Millennials and Baby Boomers bring different but equally necessary skills to the tech industry—but they are applying to different types of jobs, according to new research from job search site Indeed.
While many tech companies have put an increased emphasis on diversity, age is an important but often forgotten part of the equation, said Raj Mukherjee, senior vice president of product at Indeed. A study from the University of Chicago found that approaches to innovation differ by age, and that older people tend to do better solving thorny, complicated problems, due to the deeper levels of understanding they have acquired over the course of their careers. And people over age 40 accounted for 45% of Nobel Prize winners in the past 100 years.
Despite performance increasing with age, in the tech industry, GenXers are hired 33% less than their workforce representation, and Baby Boomers are hired 60% less, according to a recent report from Visier. Meanwhile, Millennials are hired 50% more in tech.
In an Indeed survey of tech workers, 43% of respondents said they worry about losing their job because of their age. And more than one-third of workers surveyed reported experiencing at least one instance during which they felt they weren't taken seriously by colleagues and managers due to age.
SEE: How CXOs can develop a diverse workforce (Tech Pro Research)
Still, Baby Boomers and Millennials alike continue seeking coveted jobs in the industry. Here are the top 10 jobs Baby Boomers are more likely to click on than Millennials:
1. Principal software engineer (3x more likely to click than Millennials)
2. Storage engineer (3x more likely to click)
3. Telecommunications engineer (3x more likely to click)
4. Engineering project manager (2x more likely to click)
5. IT project manager (2x more likely to click)
6. Voice engineer (2x more likely to click)
7. Technical sales engineer (2x more likely to click)
8. Engineering lead (2x more likely to click)
9. OSP engineer (2x more likely to click)
10. Computer operator (2x more likely to click)
In comparison, here are the top 10 jobs Millennials are more likely to click on than Baby Boomers:
1. Front end developer (5x more likely to click than Baby Boomers)
2. Android developer (5x more likely)

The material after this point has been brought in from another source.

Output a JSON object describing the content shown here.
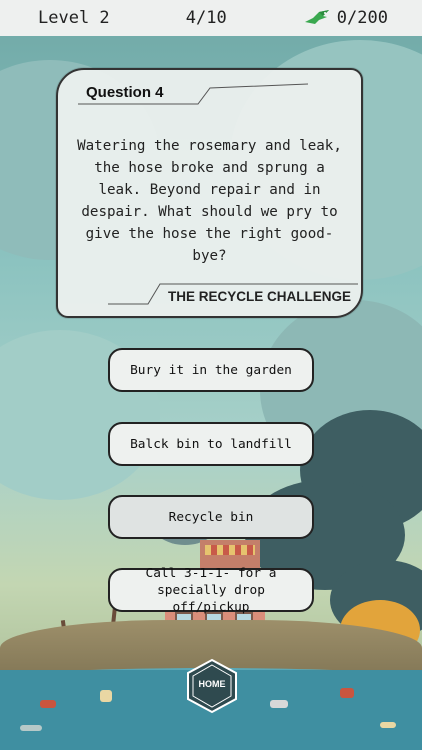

3. Game tester (5x more likely)
4. Web developer (5x more likely)
5. Java developer (4x more likely)
6. Full stack developer (4x more likely)
7. Python developer (4x more likely)
8. iOS developer (4x more likely)
9. Data scientist (4x more likely)
10. UX researcher (3x more likely)
Clearly, Millennials tend to be more drawn to developer positions, while Baby Boomers tend to seek engineering and project management roles.
"Developer jobs are likely more appealing to Millennials because they grew up with the technology, and have entered the workforce during the tech boom," Mukherjee told TechRepublic. "Baby Boomers on the other hand have a lot more general work and management experience, which could lead to their interest in project management roles."
It is well documented that having a diverse workforce—one that is inclusive of different ages, cultures, religions, sexual orientations, etc.—has a positive influence on companies, Mukherjee said. "Having employees with a wide range of backgrounds, educational levels, and ages brings a more comprehensive set of knowledge and perspective that is crucial when creating products or solutions for diverse audiences," he added.
For tips to ensure that your company is not discriminating against workers based on age, click here.
- Why a multi-generational team is key to business success (TechRepublic)
- When it comes to jobs, Generation Z may not be the 'tech' generation after all (TechRepublic)
- What happens when IT companies are allowed to be ageist? This (ZDNet)
- Is diversity in tech truly possible? 3 executives share their success stories (TechRepublic)
- Designing the future: Silicon Valley struggles with diversity and inclusivity (ZDNet)
- Does your company need a chief diversity officer? (TechRepublic)
Alison DeNisco Rayome has nothing to disclose. She does not hold investments in the technology companies she covers.
Alison DeNisco Rayome is a Staff Writer for TechRepublic. She covers CXO, cybersecurity, and the convergence of tech and the workplace.